▶ _ASSIGNMENT_
Copy out all of the records, exactly as they appear.

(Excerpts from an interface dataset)
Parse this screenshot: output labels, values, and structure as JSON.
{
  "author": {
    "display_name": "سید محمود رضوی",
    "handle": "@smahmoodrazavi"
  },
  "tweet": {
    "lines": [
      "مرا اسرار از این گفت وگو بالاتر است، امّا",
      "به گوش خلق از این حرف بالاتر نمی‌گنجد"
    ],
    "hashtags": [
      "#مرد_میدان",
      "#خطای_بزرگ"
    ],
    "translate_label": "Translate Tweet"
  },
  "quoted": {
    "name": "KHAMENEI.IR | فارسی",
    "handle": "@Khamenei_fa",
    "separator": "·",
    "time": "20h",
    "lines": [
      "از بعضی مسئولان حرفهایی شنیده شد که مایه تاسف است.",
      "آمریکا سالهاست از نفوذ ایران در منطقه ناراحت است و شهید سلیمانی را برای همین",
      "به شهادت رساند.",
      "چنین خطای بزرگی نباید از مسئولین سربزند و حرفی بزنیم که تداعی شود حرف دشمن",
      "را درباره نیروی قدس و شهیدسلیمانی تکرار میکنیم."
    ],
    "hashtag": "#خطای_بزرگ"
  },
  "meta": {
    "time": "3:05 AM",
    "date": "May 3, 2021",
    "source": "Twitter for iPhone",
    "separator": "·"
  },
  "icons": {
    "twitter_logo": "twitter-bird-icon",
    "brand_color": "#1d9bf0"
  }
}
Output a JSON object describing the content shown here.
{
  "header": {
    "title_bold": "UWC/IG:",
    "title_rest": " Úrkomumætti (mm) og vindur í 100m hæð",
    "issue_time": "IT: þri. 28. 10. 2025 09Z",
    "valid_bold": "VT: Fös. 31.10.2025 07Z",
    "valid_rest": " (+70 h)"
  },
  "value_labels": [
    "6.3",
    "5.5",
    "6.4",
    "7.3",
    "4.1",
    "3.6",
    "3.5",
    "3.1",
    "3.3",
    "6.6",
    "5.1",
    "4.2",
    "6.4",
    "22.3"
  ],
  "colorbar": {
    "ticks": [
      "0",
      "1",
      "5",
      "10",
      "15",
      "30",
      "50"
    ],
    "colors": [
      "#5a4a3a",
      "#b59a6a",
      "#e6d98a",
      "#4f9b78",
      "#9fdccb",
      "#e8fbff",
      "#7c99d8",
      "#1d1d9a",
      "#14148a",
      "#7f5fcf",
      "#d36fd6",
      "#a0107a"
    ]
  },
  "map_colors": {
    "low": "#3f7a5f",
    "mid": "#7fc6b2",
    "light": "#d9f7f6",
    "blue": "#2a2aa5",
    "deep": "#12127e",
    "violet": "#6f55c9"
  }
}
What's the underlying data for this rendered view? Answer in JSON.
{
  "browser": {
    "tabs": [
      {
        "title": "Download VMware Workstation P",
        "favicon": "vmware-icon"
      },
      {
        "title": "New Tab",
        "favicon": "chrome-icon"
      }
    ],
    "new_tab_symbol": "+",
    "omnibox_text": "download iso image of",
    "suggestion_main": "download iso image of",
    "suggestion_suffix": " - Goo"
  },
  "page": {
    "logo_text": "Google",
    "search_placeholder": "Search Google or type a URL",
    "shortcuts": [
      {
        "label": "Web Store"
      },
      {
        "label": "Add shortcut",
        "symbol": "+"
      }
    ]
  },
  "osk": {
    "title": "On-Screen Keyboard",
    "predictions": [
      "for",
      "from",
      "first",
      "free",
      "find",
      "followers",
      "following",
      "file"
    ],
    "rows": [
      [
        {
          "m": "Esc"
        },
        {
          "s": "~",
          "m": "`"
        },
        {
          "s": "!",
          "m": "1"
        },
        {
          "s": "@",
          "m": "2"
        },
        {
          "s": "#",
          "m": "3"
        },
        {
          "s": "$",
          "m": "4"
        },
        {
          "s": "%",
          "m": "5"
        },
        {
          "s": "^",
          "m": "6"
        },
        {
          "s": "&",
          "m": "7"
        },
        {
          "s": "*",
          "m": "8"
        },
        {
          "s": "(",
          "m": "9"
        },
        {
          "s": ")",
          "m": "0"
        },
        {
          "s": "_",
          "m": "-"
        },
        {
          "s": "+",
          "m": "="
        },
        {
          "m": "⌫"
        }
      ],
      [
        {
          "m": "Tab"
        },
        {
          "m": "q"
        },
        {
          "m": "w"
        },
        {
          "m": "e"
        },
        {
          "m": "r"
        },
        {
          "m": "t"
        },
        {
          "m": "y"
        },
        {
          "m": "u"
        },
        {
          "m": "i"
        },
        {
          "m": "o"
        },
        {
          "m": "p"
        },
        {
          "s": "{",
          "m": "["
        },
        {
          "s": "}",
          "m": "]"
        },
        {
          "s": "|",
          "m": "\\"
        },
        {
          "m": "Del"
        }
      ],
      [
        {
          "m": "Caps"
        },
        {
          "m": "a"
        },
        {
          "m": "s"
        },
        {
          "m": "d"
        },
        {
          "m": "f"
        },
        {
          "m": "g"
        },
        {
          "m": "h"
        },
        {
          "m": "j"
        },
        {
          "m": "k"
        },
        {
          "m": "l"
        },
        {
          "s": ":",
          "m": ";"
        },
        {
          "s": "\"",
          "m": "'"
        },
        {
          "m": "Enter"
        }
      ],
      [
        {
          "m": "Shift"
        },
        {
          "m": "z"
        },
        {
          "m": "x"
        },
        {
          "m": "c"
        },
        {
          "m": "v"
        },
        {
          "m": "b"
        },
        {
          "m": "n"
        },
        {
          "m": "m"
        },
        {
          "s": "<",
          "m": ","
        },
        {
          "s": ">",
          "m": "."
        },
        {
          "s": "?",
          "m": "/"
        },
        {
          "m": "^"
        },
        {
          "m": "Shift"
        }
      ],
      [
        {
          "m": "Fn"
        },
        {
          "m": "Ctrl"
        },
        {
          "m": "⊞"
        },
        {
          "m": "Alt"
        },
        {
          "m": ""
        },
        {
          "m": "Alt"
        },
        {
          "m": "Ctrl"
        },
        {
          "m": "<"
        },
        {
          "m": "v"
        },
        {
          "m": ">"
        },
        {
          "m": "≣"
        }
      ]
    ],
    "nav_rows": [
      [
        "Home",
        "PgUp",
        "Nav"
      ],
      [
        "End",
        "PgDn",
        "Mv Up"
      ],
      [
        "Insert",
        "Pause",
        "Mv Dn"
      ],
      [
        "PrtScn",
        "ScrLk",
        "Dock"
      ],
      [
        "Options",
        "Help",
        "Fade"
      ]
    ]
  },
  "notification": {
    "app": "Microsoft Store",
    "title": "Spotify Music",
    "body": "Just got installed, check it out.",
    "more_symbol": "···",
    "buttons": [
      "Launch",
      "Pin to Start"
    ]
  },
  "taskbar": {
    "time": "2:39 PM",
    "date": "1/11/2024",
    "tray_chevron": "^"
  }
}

▶ _TASK RESPONSE_
Parse this screenshot: output labels, values, and structure as JSON.
{
  "author": {
    "display_name": "سید محمود رضوی",
    "handle": "@smahmoodrazavi"
  },
  "tweet": {
    "lines": [
      "مرا اسرار از این گفت وگو بالاتر است، امّا",
      "به گوش خلق از این حرف بالاتر نمی‌گنجد"
    ],
    "hashtags": [
      "#مرد_میدان",
      "#خطای_بزرگ"
    ],
    "translate_label": "Translate Tweet"
  },
  "quoted": {
    "name": "KHAMENEI.IR | فارسی",
    "handle": "@Khamenei_fa",
    "separator": "·",
    "time": "20h",
    "lines": [
      "از بعضی مسئولان حرفهایی شنیده شد که مایه تاسف است.",
      "آمریکا سالهاست از نفوذ ایران در منطقه ناراحت است و شهید سلیمانی را برای همین",
      "به شهادت رساند.",
      "چنین خطای بزرگی نباید از مسئولین سربزند و حرفی بزنیم که تداعی شود حرف دشمن",
      "را درباره نیروی قدس و شهیدسلیمانی تکرار میکنیم."
    ],
    "hashtag": "#خطای_بزرگ"
  },
  "meta": {
    "time": "3:05 AM",
    "date": "May 3, 2021",
    "source": "Twitter for iPhone",
    "separator": "·"
  },
  "icons": {
    "twitter_logo": "twitter-bird-icon",
    "brand_color": "#1d9bf0"
  }
}
Output a JSON object describing the content shown here.
{
  "header": {
    "title_bold": "UWC/IG:",
    "title_rest": " Úrkomumætti (mm) og vindur í 100m hæð",
    "issue_time": "IT: þri. 28. 10. 2025 09Z",
    "valid_bold": "VT: Fös. 31.10.2025 07Z",
    "valid_rest": " (+70 h)"
  },
  "value_labels": [
    "6.3",
    "5.5",
    "6.4",
    "7.3",
    "4.1",
    "3.6",
    "3.5",
    "3.1",
    "3.3",
    "6.6",
    "5.1",
    "4.2",
    "6.4",
    "22.3"
  ],
  "colorbar": {
    "ticks": [
      "0",
      "1",
      "5",
      "10",
      "15",
      "30",
      "50"
    ],
    "colors": [
      "#5a4a3a",
      "#b59a6a",
      "#e6d98a",
      "#4f9b78",
      "#9fdccb",
      "#e8fbff",
      "#7c99d8",
      "#1d1d9a",
      "#14148a",
      "#7f5fcf",
      "#d36fd6",
      "#a0107a"
    ]
  },
  "map_colors": {
    "low": "#3f7a5f",
    "mid": "#7fc6b2",
    "light": "#d9f7f6",
    "blue": "#2a2aa5",
    "deep": "#12127e",
    "violet": "#6f55c9"
  }
}
What's the underlying data for this rendered view? Answer in JSON.
{
  "browser": {
    "tabs": [
      {
        "title": "Download VMware Workstation P",
        "favicon": "vmware-icon"
      },
      {
        "title": "New Tab",
        "favicon": "chrome-icon"
      }
    ],
    "new_tab_symbol": "+",
    "omnibox_text": "download iso image of",
    "suggestion_main": "download iso image of",
    "suggestion_suffix": " - Goo"
  },
  "page": {
    "logo_text": "Google",
    "search_placeholder": "Search Google or type a URL",
    "shortcuts": [
      {
        "label": "Web Store"
      },
      {
        "label": "Add shortcut",
        "symbol": "+"
      }
    ]
  },
  "osk": {
    "title": "On-Screen Keyboard",
    "predictions": [
      "for",
      "from",
      "first",
      "free",
      "find",
      "followers",
      "following",
      "file"
    ],
    "rows": [
      [
        {
          "m": "Esc"
        },
        {
          "s": "~",
          "m": "`"
        },
        {
          "s": "!",
          "m": "1"
        },
        {
          "s": "@",
          "m": "2"
        },
        {
          "s": "#",
          "m": "3"
        },
        {
          "s": "$",
          "m": "4"
        },
        {
          "s": "%",
          "m": "5"
        },
        {
          "s": "^",
          "m": "6"
        },
        {
          "s": "&",
          "m": "7"
        },
        {
          "s": "*",
          "m": "8"
        },
        {
          "s": "(",
          "m": "9"
        },
        {
          "s": ")",
          "m": "0"
        },
        {
          "s": "_",
          "m": "-"
        },
        {
          "s": "+",
          "m": "="
        },
        {
          "m": "⌫"
        }
      ],
      [
        {
          "m": "Tab"
        },
        {
          "m": "q"
        },
        {
          "m": "w"
        },
        {
          "m": "e"
        },
        {
          "m": "r"
        },
        {
          "m": "t"
        },
        {
          "m": "y"
        },
        {
          "m": "u"
        },
        {
          "m": "i"
        },
        {
          "m": "o"
        },
        {
          "m": "p"
        },
        {
          "s": "{",
          "m": "["
        },
        {
          "s": "}",
          "m": "]"
        },
        {
          "s": "|",
          "m": "\\"
        },
        {
          "m": "Del"
        }
      ],
      [
        {
          "m": "Caps"
        },
        {
          "m": "a"
        },
        {
          "m": "s"
        },
        {
          "m": "d"
        },
        {
          "m": "f"
        },
        {
          "m": "g"
        },
        {
          "m": "h"
        },
        {
          "m": "j"
        },
        {
          "m": "k"
        },
        {
          "m": "l"
        },
        {
          "s": ":",
          "m": ";"
        },
        {
          "s": "\"",
          "m": "'"
        },
        {
          "m": "Enter"
        }
      ],
      [
        {
          "m": "Shift"
        },
        {
          "m": "z"
        },
        {
          "m": "x"
        },
        {
          "m": "c"
        },
        {
          "m": "v"
        },
        {
          "m": "b"
        },
        {
          "m": "n"
        },
        {
          "m": "m"
        },
        {
          "s": "<",
          "m": ","
        },
        {
          "s": ">",
          "m": "."
        },
        {
          "s": "?",
          "m": "/"
        },
        {
          "m": "^"
        },
        {
          "m": "Shift"
        }
      ],
      [
        {
          "m": "Fn"
        },
        {
          "m": "Ctrl"
        },
        {
          "m": "⊞"
        },
        {
          "m": "Alt"
        },
        {
          "m": ""
        },
        {
          "m": "Alt"
        },
        {
          "m": "Ctrl"
        },
        {
          "m": "<"
        },
        {
          "m": "v"
        },
        {
          "m": ">"
        },
        {
          "m": "≣"
        }
      ]
    ],
    "nav_rows": [
      [
        "Home",
        "PgUp",
        "Nav"
      ],
      [
        "End",
        "PgDn",
        "Mv Up"
      ],
      [
        "Insert",
        "Pause",
        "Mv Dn"
      ],
      [
        "PrtScn",
        "ScrLk",
        "Dock"
      ],
      [
        "Options",
        "Help",
        "Fade"
      ]
    ]
  },
  "notification": {
    "app": "Microsoft Store",
    "title": "Spotify Music",
    "body": "Just got installed, check it out.",
    "more_symbol": "···",
    "buttons": [
      "Launch",
      "Pin to Start"
    ]
  },
  "taskbar": {
    "time": "2:39 PM",
    "date": "1/11/2024",
    "tray_chevron": "^"
  }
}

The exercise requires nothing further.